moves back over water and strengthens some due to baroclinic

Although coastal storm surge flooding will continue to subside
tonight and Sunday, torrential rainfall will continue to be a
serious hazard associated with slow-moving Florence.  More than two-
and-a-half feet of rain has already fallen across portions of
southeastern North Carolina, and more rain is still to come, which
will cause disastrous flooding that will spread farther inland
through the weekend.

Key Messages:

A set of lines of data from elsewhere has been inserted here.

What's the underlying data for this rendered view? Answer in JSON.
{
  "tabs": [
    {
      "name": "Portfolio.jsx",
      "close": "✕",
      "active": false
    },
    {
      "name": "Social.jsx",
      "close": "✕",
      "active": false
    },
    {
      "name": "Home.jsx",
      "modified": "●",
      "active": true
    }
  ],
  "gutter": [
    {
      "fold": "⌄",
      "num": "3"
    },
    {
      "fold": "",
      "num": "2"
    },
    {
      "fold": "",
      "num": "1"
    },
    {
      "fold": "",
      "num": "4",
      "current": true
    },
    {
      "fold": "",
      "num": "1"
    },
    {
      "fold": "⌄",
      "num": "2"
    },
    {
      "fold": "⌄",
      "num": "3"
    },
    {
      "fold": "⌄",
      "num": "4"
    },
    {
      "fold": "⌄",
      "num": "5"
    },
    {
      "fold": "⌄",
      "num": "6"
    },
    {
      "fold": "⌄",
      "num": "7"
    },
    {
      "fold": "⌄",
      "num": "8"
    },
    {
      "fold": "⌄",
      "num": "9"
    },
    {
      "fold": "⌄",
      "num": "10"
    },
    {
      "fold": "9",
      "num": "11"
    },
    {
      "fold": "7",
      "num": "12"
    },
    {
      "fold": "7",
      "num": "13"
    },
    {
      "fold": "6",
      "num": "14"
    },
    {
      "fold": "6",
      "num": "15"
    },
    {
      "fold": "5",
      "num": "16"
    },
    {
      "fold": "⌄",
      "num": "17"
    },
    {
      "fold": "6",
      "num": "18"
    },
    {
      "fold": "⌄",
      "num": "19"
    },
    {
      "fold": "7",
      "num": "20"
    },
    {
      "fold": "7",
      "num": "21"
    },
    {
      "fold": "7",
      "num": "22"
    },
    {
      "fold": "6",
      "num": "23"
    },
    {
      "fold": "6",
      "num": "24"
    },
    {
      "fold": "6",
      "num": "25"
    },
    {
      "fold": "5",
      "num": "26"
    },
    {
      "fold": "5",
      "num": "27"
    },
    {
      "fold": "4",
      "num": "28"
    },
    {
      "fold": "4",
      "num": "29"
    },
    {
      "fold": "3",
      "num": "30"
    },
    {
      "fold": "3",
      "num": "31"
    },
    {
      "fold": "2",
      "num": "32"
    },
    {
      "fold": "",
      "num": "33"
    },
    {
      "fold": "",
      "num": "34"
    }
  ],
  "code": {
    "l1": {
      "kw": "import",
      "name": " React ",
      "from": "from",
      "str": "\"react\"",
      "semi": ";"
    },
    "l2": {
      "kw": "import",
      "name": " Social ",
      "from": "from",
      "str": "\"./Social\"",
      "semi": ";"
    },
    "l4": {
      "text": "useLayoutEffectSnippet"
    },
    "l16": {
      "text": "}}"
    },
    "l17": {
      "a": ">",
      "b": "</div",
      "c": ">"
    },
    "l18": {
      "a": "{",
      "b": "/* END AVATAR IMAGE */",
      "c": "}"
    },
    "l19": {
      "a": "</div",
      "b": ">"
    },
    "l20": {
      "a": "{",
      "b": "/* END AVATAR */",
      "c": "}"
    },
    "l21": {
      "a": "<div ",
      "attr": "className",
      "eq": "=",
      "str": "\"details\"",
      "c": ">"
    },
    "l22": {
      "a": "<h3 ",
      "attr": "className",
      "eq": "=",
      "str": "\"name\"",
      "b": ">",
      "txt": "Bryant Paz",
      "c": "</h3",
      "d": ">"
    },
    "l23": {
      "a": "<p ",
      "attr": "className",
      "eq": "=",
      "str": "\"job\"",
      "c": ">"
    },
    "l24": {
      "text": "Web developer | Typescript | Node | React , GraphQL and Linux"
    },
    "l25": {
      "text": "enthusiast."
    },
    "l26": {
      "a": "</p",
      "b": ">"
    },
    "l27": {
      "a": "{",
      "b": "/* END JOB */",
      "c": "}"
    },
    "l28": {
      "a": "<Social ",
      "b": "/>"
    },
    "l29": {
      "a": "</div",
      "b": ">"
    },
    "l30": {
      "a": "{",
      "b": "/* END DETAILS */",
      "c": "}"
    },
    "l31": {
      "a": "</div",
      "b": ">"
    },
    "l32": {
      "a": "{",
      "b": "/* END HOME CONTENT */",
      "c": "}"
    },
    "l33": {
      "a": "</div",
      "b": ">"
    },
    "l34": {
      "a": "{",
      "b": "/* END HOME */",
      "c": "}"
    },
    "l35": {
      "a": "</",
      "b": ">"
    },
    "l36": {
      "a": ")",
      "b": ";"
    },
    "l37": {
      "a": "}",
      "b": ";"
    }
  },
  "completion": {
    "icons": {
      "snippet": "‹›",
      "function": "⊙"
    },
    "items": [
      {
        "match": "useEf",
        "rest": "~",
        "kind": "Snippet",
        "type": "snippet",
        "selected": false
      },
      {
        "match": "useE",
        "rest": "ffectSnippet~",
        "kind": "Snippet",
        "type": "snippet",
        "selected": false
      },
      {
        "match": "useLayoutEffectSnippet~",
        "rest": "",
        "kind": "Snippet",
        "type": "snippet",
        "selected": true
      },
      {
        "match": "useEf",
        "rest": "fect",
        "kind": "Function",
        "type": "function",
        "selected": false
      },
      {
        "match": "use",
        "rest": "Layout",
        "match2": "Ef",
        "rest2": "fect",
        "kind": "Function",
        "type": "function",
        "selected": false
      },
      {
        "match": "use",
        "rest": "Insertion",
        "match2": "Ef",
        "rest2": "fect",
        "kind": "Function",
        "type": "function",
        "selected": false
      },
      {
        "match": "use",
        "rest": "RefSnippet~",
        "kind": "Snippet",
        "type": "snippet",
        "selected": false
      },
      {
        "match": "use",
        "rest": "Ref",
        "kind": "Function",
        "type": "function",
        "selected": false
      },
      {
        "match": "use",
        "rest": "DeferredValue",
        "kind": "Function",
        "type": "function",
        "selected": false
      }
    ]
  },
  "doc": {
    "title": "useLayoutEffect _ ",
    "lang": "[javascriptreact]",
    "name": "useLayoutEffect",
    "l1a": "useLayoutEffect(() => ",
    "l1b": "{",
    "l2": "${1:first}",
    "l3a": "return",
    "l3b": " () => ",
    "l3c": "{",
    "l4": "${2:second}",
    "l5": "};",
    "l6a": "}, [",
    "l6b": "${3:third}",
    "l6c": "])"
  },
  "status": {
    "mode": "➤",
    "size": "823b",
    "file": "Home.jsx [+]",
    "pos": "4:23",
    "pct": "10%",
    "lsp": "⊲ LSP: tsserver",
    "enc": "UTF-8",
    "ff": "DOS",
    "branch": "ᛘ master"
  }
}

1.  Life-threatening, catastrophic flash floods and prolonged
significant river flooding are likely over portions of the Carolinas
and the southern to central Appalachians from western North Carolina
into west-central Virginia and far eastern West Virginia through
early next week, as Florence moves slowly inland. In addition to the
flash flood and flooding threat, landslides are also possible in the
higher terrain of the southern and central Appalachians across
western North Carolina into southwest Virginia.

2.  Water levels along the coast will gradually subside through

3. Tropical storm conditions will continue along the coast within
the tropical storm warning area and also well inland across portions
of South Carolina and North Carolina today.

4. Large swells affecting Bermuda, portions of the U.S. East Coast,
and the northwestern and central Bahamas will continue this week,
resulting in life-threatening surf and rip currents.


INIT  15/2100Z 33.6N  79.9W   40 KT  45 MPH...INLAND
 12H  16/0600Z 33.9N  80.9W   35 KT  40 MPH...INLAND
 24H  16/1800Z 35.1N  82.6W   25 KT  30 MPH...INLAND
 36H  17/0600Z 37.0N  83.2W   25 KT  30 MPH...INLAND
 48H  17/1800Z 38.8N  82.1W   20 KT  25 MPH...POST-TROP/REMNT LOW
 72H  18/1800Z 41.4N  74.5W   20 KT  25 MPH...POST-TROP/REMNT LOW
 96H  19/1800Z 43.3N  60.8W   30 KT  35 MPH...POST-TROP/EXTRATROP
120H  20/1800Z 47.0N  47.0W   40 KT  45 MPH...POST-TROP/EXTRATROP

Forecaster Stewart